▶ _INSTRUCTIONS TO FOLLOW_
Every entry must come back exactly as it was given.

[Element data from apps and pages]
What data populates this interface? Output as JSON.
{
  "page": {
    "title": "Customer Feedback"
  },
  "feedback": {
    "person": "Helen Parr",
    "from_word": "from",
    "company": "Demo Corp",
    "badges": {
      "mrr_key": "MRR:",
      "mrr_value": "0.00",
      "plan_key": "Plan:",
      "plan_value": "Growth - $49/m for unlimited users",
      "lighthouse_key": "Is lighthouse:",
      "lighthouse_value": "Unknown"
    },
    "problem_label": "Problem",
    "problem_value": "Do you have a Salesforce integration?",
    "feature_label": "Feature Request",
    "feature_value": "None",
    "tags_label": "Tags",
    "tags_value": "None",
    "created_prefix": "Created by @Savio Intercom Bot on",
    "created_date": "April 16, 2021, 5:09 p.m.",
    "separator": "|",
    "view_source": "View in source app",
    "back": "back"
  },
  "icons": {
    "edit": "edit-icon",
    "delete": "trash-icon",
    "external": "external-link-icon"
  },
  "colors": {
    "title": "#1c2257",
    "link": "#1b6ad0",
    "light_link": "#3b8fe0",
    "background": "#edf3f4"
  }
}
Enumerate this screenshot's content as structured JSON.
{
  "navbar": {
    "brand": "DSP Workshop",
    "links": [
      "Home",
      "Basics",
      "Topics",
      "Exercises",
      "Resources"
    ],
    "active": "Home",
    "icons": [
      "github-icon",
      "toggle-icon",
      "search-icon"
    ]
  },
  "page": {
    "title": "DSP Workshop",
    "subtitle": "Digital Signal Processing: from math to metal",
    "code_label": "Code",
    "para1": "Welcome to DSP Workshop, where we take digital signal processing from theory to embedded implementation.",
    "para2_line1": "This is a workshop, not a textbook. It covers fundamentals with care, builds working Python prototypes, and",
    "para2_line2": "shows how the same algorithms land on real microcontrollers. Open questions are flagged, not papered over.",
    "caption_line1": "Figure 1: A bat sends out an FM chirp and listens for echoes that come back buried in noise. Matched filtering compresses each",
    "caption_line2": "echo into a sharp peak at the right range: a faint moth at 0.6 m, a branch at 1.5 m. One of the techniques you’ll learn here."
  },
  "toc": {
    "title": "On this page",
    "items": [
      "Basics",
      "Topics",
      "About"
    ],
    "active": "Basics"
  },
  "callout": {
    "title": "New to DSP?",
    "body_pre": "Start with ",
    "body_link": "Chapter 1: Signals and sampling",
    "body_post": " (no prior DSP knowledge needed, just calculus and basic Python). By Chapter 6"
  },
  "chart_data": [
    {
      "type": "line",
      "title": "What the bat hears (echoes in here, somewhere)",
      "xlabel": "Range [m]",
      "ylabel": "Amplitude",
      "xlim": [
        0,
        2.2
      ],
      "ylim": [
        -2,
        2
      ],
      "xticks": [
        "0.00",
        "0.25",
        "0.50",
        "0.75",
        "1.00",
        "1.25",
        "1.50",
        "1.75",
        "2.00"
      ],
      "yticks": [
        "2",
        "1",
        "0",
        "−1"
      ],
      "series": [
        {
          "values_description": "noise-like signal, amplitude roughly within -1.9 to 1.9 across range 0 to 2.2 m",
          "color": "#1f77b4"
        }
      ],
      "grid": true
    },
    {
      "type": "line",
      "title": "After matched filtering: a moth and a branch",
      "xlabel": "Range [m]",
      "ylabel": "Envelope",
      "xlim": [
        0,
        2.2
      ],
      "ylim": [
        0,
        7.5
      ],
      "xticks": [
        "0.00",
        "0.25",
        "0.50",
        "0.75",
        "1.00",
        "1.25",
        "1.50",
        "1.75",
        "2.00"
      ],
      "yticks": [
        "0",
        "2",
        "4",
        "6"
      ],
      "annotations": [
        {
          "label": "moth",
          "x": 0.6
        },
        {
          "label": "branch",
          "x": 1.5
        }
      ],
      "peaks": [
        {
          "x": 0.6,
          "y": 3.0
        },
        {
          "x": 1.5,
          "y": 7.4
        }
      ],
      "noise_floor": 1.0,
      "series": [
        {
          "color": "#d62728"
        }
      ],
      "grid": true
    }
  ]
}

▶ _TASK OUTPUT_
What data populates this interface? Output as JSON.
{
  "page": {
    "title": "Customer Feedback"
  },
  "feedback": {
    "person": "Helen Parr",
    "from_word": "from",
    "company": "Demo Corp",
    "badges": {
      "mrr_key": "MRR:",
      "mrr_value": "0.00",
      "plan_key": "Plan:",
      "plan_value": "Growth - $49/m for unlimited users",
      "lighthouse_key": "Is lighthouse:",
      "lighthouse_value": "Unknown"
    },
    "problem_label": "Problem",
    "problem_value": "Do you have a Salesforce integration?",
    "feature_label": "Feature Request",
    "feature_value": "None",
    "tags_label": "Tags",
    "tags_value": "None",
    "created_prefix": "Created by @Savio Intercom Bot on",
    "created_date": "April 16, 2021, 5:09 p.m.",
    "separator": "|",
    "view_source": "View in source app",
    "back": "back"
  },
  "icons": {
    "edit": "edit-icon",
    "delete": "trash-icon",
    "external": "external-link-icon"
  },
  "colors": {
    "title": "#1c2257",
    "link": "#1b6ad0",
    "light_link": "#3b8fe0",
    "background": "#edf3f4"
  }
}
Enumerate this screenshot's content as structured JSON.
{
  "navbar": {
    "brand": "DSP Workshop",
    "links": [
      "Home",
      "Basics",
      "Topics",
      "Exercises",
      "Resources"
    ],
    "active": "Home",
    "icons": [
      "github-icon",
      "toggle-icon",
      "search-icon"
    ]
  },
  "page": {
    "title": "DSP Workshop",
    "subtitle": "Digital Signal Processing: from math to metal",
    "code_label": "Code",
    "para1": "Welcome to DSP Workshop, where we take digital signal processing from theory to embedded implementation.",
    "para2_line1": "This is a workshop, not a textbook. It covers fundamentals with care, builds working Python prototypes, and",
    "para2_line2": "shows how the same algorithms land on real microcontrollers. Open questions are flagged, not papered over.",
    "caption_line1": "Figure 1: A bat sends out an FM chirp and listens for echoes that come back buried in noise. Matched filtering compresses each",
    "caption_line2": "echo into a sharp peak at the right range: a faint moth at 0.6 m, a branch at 1.5 m. One of the techniques you’ll learn here."
  },
  "toc": {
    "title": "On this page",
    "items": [
      "Basics",
      "Topics",
      "About"
    ],
    "active": "Basics"
  },
  "callout": {
    "title": "New to DSP?",
    "body_pre": "Start with ",
    "body_link": "Chapter 1: Signals and sampling",
    "body_post": " (no prior DSP knowledge needed, just calculus and basic Python). By Chapter 6"
  },
  "chart_data": [
    {
      "type": "line",
      "title": "What the bat hears (echoes in here, somewhere)",
      "xlabel": "Range [m]",
      "ylabel": "Amplitude",
      "xlim": [
        0,
        2.2
      ],
      "ylim": [
        -2,
        2
      ],
      "xticks": [
        "0.00",
        "0.25",
        "0.50",
        "0.75",
        "1.00",
        "1.25",
        "1.50",
        "1.75",
        "2.00"
      ],
      "yticks": [
        "2",
        "1",
        "0",
        "−1"
      ],
      "series": [
        {
          "values_description": "noise-like signal, amplitude roughly within -1.9 to 1.9 across range 0 to 2.2 m",
          "color": "#1f77b4"
        }
      ],
      "grid": true
    },
    {
      "type": "line",
      "title": "After matched filtering: a moth and a branch",
      "xlabel": "Range [m]",
      "ylabel": "Envelope",
      "xlim": [
        0,
        2.2
      ],
      "ylim": [
        0,
        7.5
      ],
      "xticks": [
        "0.00",
        "0.25",
        "0.50",
        "0.75",
        "1.00",
        "1.25",
        "1.50",
        "1.75",
        "2.00"
      ],
      "yticks": [
        "0",
        "2",
        "4",
        "6"
      ],
      "annotations": [
        {
          "label": "moth",
          "x": 0.6
        },
        {
          "label": "branch",
          "x": 1.5
        }
      ],
      "peaks": [
        {
          "x": 0.6,
          "y": 3.0
        },
        {
          "x": 1.5,
          "y": 7.4
        }
      ],
      "noise_floor": 1.0,
      "series": [
        {
          "color": "#d62728"
        }
      ],
      "grid": true
    }
  ]
}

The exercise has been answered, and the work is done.